The Black Bite

- Becky Gould Gibson
                 - Edith, a nun dying of the plague, speaks from her bed.

Take your salves candles
shriving basins I’ll not linger
among buckets bedsheets
foul boasters of the living
My bridegroom waits
I’ll meet him hoodless snood
unfastened. He’ll feed me figs
from a golden dish rub my feet
with henna blossoms
Dark spins on its axle
pinches my throat
Hags of death do not come
near me with your stinking rags
your sighs your psalters
Bury them in the southwest
garden freshly dug
for our brothers and sisters

Flea rat-rider
bog-lively guest
unbidden in your tight black coat
pin-prick so quick
they barely feel it
lovely leaps kiss in the night
So small so small
you’re hardly there at all
O flea one chosen
flea on her bolster
she’s your host your savior
You snack on those
least-looking Soon
she’ll leave you and your ilk
breath-robber death-jobber
Her sickness her salve
One bite takes her out of this world

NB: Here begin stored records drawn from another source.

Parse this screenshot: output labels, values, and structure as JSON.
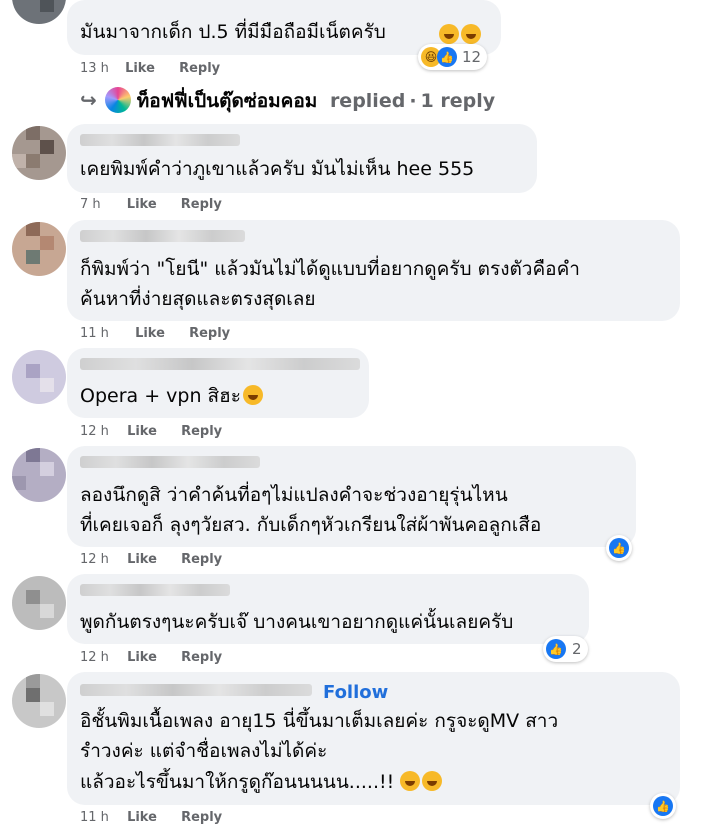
{
  "comments": [
    {
      "text_lines": [
        "มันมาจากเด็ก ป.5 ที่มีมือถือมีเน็ตครับ"
      ],
      "time": "13 h",
      "like": "Like",
      "reply": "Reply",
      "reaction_count": "12"
    },
    {
      "text_lines": [
        "เคยพิมพ์คำว่าภูเขาแล้วครับ มันไม่เห็น hee 555"
      ],
      "time": "7 h",
      "like": "Like",
      "reply": "Reply"
    },
    {
      "text_lines": [
        "ก็พิมพ์ว่า \"โยนี\" แล้วมันไม่ได้ดูแบบที่อยากดูครับ ตรงตัวคือคำ",
        "ค้นหาที่ง่ายสุดและตรงสุดเลย"
      ],
      "time": "11 h",
      "like": "Like",
      "reply": "Reply"
    },
    {
      "text_lines": [
        "Opera + vpn สิฮะ"
      ],
      "time": "12 h",
      "like": "Like",
      "reply": "Reply"
    },
    {
      "text_lines": [
        "ลองนึกดูสิ ว่าคำค้นที่อๆไม่แปลงคำจะช่วงอายุรุ่นไหน",
        "ที่เคยเจอก็ ลุงๆวัยสว. กับเด็กๆหัวเกรียนใส่ผ้าพันคอลูกเสือ"
      ],
      "time": "12 h",
      "like": "Like",
      "reply": "Reply"
    },
    {
      "text_lines": [
        "พูดกันตรงๆนะครับเจ๊ บางคนเขาอยากดูแค่นั้นเลยครับ"
      ],
      "time": "12 h",
      "like": "Like",
      "reply": "Reply",
      "reaction_count": "2"
    },
    {
      "text_lines": [
        "อิชั้นพิมเนื้อเพลง อายุ15 นี่ขึ้นมาเต็มเลยค่ะ กรูจะดูMV สาว",
        "รำวงค่ะ แต่จำชื่อเพลงไม่ได้ค่ะ",
        "แล้วอะไรขึ้นมาให้กรูดูก๊อนนนนน.....!!"
      ],
      "time": "11 h",
      "like": "Like",
      "reply": "Reply",
      "follow": "Follow"
    }
  ],
  "reply_thread": {
    "name": "ท็อฟฟี่เป็นตุ๊ดซ่อมคอม",
    "label": "replied",
    "dot": "·",
    "count": "1 reply"
  },
  "icons": {
    "like": "like-icon",
    "haha": "haha-icon",
    "reply_arrow": "reply-arrow-icon"
  },
  "colors": {
    "bubble": "#f0f2f5",
    "link": "#216fdb",
    "meta": "#65676b",
    "like_blue": "#1877f2"
  }
}
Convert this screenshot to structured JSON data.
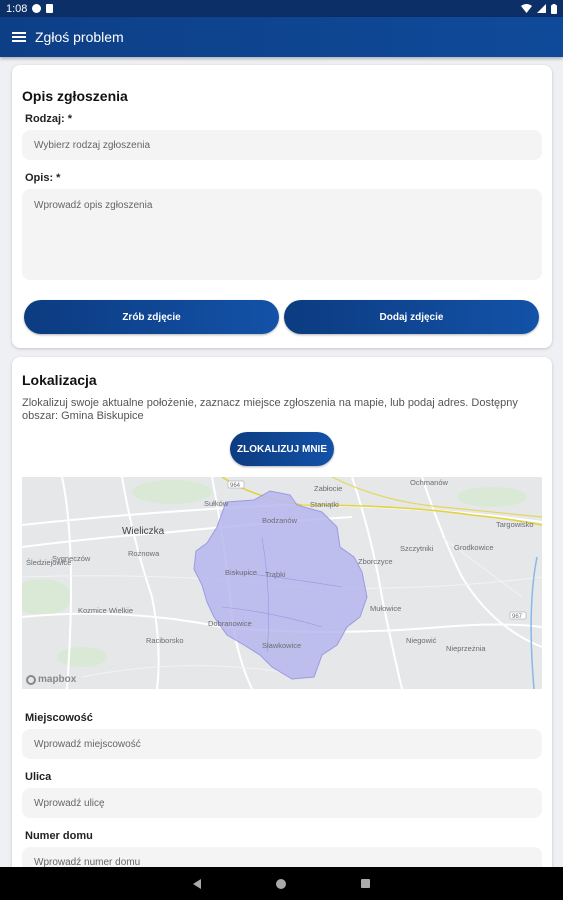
{
  "status_bar": {
    "time": "1:08"
  },
  "app_bar": {
    "title": "Zgłoś problem"
  },
  "description_card": {
    "title": "Opis zgłoszenia",
    "type_label": "Rodzaj: *",
    "type_placeholder": "Wybierz rodzaj zgłoszenia",
    "desc_label": "Opis: *",
    "desc_placeholder": "Wprowadź opis zgłoszenia",
    "take_photo_label": "Zrób zdjęcie",
    "add_photo_label": "Dodaj zdjęcie"
  },
  "location_card": {
    "title": "Lokalizacja",
    "description": "Zlokalizuj swoje aktualne położenie, zaznacz miejsce zgłoszenia na mapie, lub podaj adres. Dostępny obszar: Gmina Biskupice",
    "locate_label": "ZLOKALIZUJ MNIE",
    "map": {
      "attribution": "mapbox",
      "road_badges": [
        "964",
        "967"
      ],
      "labels": [
        "Wieliczka",
        "Sułków",
        "Bodzanów",
        "Staniątki",
        "Zabłocie",
        "Ochmanów",
        "Szczytniki",
        "Targowisko",
        "Śledziejowice",
        "Sygneczów",
        "Rożnowa",
        "Biskupice",
        "Trąbki",
        "Zborczyce",
        "Grodkowice",
        "Kozmice Wielkie",
        "Mułowice",
        "Dobranowice",
        "Raciborsko",
        "Sławkowice",
        "Niegowić",
        "Nieprzeżnia"
      ]
    },
    "city_label": "Miejscowość",
    "city_placeholder": "Wprowadź miejscowość",
    "street_label": "Ulica",
    "street_placeholder": "Wprowadź ulicę",
    "house_label": "Numer domu",
    "house_placeholder": "Wprowadź numer domu"
  }
}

Is that you Mother
come from ten other beds?
Take this bone needle best
in my thread-box I’ll not
need it where I’m going
no flax fields no meadows
no limbs brazen with apples
no teaching Aesica his alphabet
Three times he called out
in his dying Edith! Edith!
Edith! I knew I’d be next
Wax-light tallow
nothing to day’s dawning
Will He want me
want me frankly?
Will He take me
blotched and swollen?
Let me shine not with fever
but with womanliness
Yes water
sweet swallow yes

from: Need-Fire . Copyright 2007.

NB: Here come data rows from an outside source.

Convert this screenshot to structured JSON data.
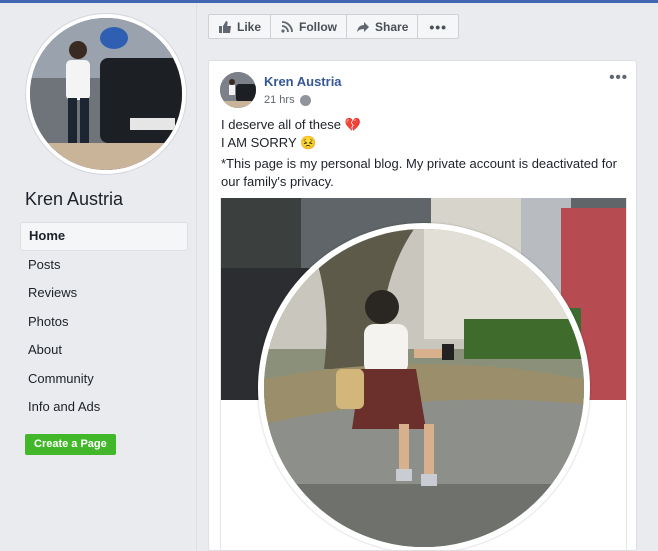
{
  "page": {
    "name": "Kren Austria"
  },
  "sidebar": {
    "items": [
      {
        "label": "Home",
        "active": true
      },
      {
        "label": "Posts"
      },
      {
        "label": "Reviews"
      },
      {
        "label": "Photos"
      },
      {
        "label": "About"
      },
      {
        "label": "Community"
      },
      {
        "label": "Info and Ads"
      }
    ],
    "create_page_label": "Create a Page"
  },
  "actions": {
    "like": "Like",
    "follow": "Follow",
    "share": "Share",
    "more": "•••"
  },
  "post": {
    "author": "Kren Austria",
    "time": "21 hrs",
    "privacy_icon": "globe-icon",
    "menu": "•••",
    "line1": "I deserve all of these 💔",
    "line2": "I AM SORRY 😣",
    "line3": "*This page is my personal blog. My private account is deactivated for our family's privacy."
  },
  "colors": {
    "brand": "#4267b2",
    "link": "#365899",
    "create_button": "#42b72a"
  }
}
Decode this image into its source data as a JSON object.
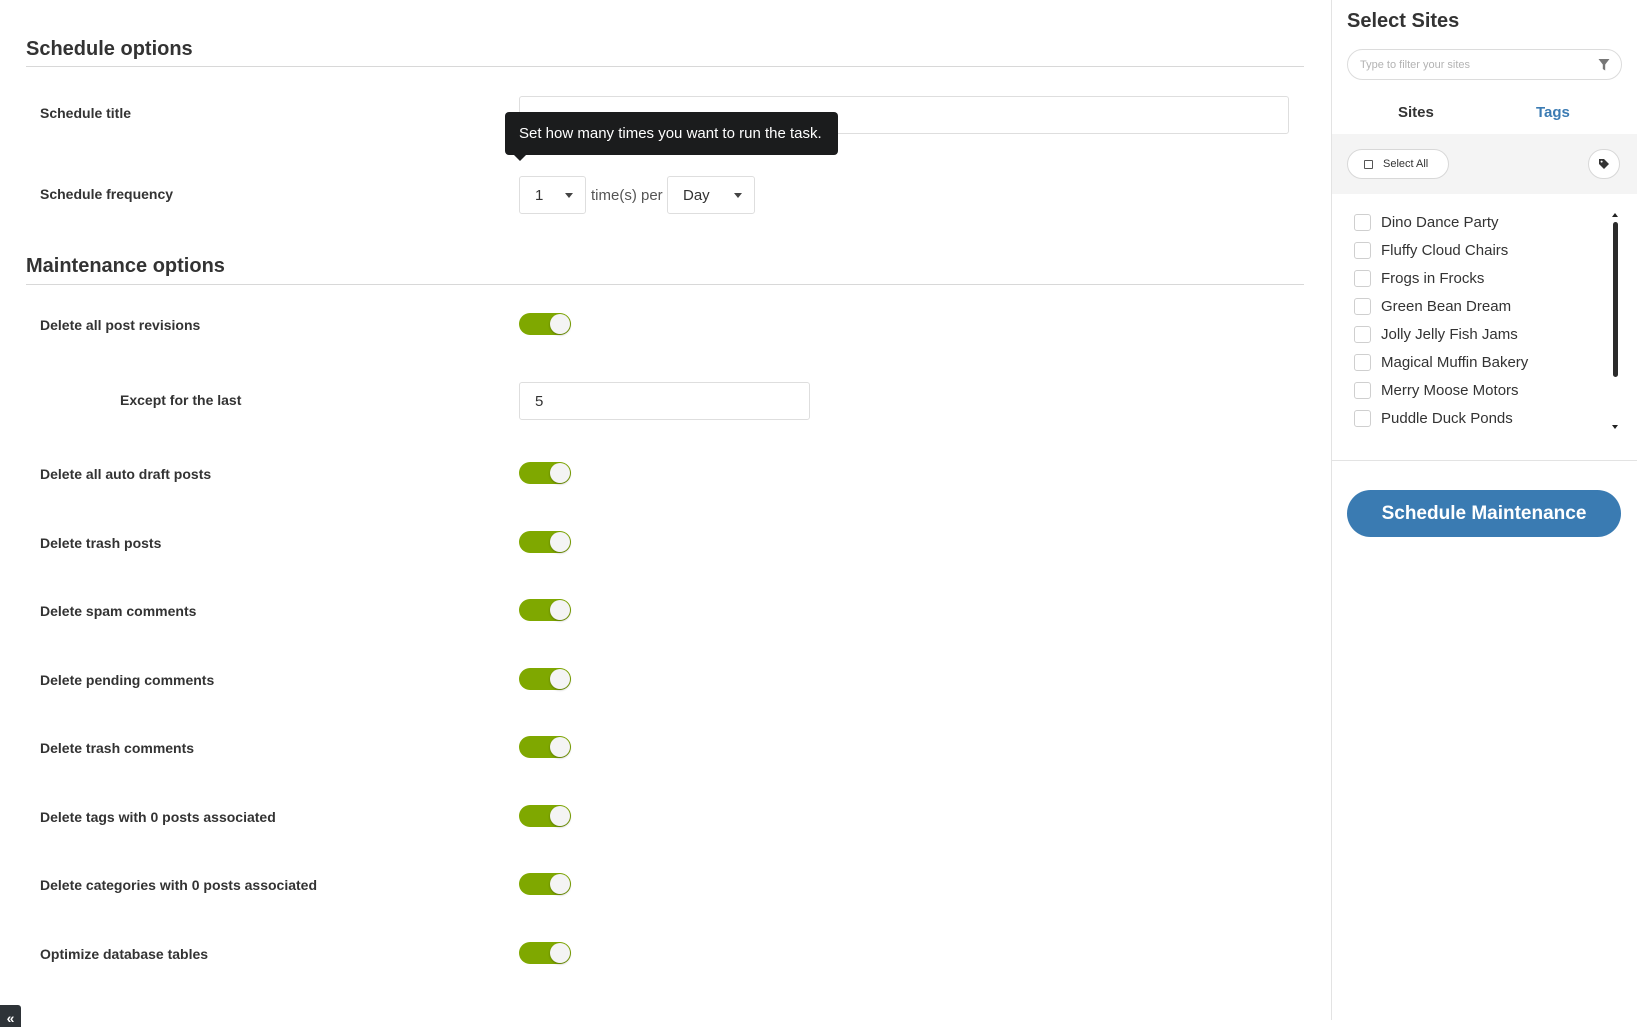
{
  "schedule_options": {
    "heading": "Schedule options",
    "title_label": "Schedule title",
    "title_value": "",
    "frequency_label": "Schedule frequency",
    "frequency_count": "1",
    "frequency_per_text": "time(s) per",
    "frequency_period": "Day",
    "tooltip": "Set how many times you want to run the task."
  },
  "maintenance_options": {
    "heading": "Maintenance options",
    "items": [
      {
        "label": "Delete all post revisions",
        "enabled": true
      },
      {
        "label": "Delete all auto draft posts",
        "enabled": true
      },
      {
        "label": "Delete trash posts",
        "enabled": true
      },
      {
        "label": "Delete spam comments",
        "enabled": true
      },
      {
        "label": "Delete pending comments",
        "enabled": true
      },
      {
        "label": "Delete trash comments",
        "enabled": true
      },
      {
        "label": "Delete tags with 0 posts associated",
        "enabled": true
      },
      {
        "label": "Delete categories with 0 posts associated",
        "enabled": true
      },
      {
        "label": "Optimize database tables",
        "enabled": true
      }
    ],
    "except_label": "Except for the last",
    "except_value": "5"
  },
  "sidebar": {
    "title": "Select Sites",
    "filter_placeholder": "Type to filter your sites",
    "tabs": [
      {
        "label": "Sites",
        "active": true
      },
      {
        "label": "Tags",
        "active": false
      }
    ],
    "select_all_label": "Select All",
    "sites": [
      "Dino Dance Party",
      "Fluffy Cloud Chairs",
      "Frogs in Frocks",
      "Green Bean Dream",
      "Jolly Jelly Fish Jams",
      "Magical Muffin Bakery",
      "Merry Moose Motors",
      "Puddle Duck Ponds"
    ],
    "primary_button": "Schedule Maintenance"
  },
  "colors": {
    "toggle_on": "#7fa800",
    "primary": "#3a7bb2",
    "tab_active_link": "#3b7bb3",
    "tooltip_bg": "#1b1c1d"
  },
  "icons": {
    "filter": "filter-icon",
    "tag": "tag-icon",
    "collapse": "double-chevron-left-icon",
    "dropdown": "caret-down-icon"
  }
}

  1. This is such a sad poem and powerful, too. I enjoyed it even as I was moved by the dying woman's words. Thanks for this, Snowball.

    1. She faced her death with defiance, ready to end her journey. I admire that strength. And you are very welcome, Susan.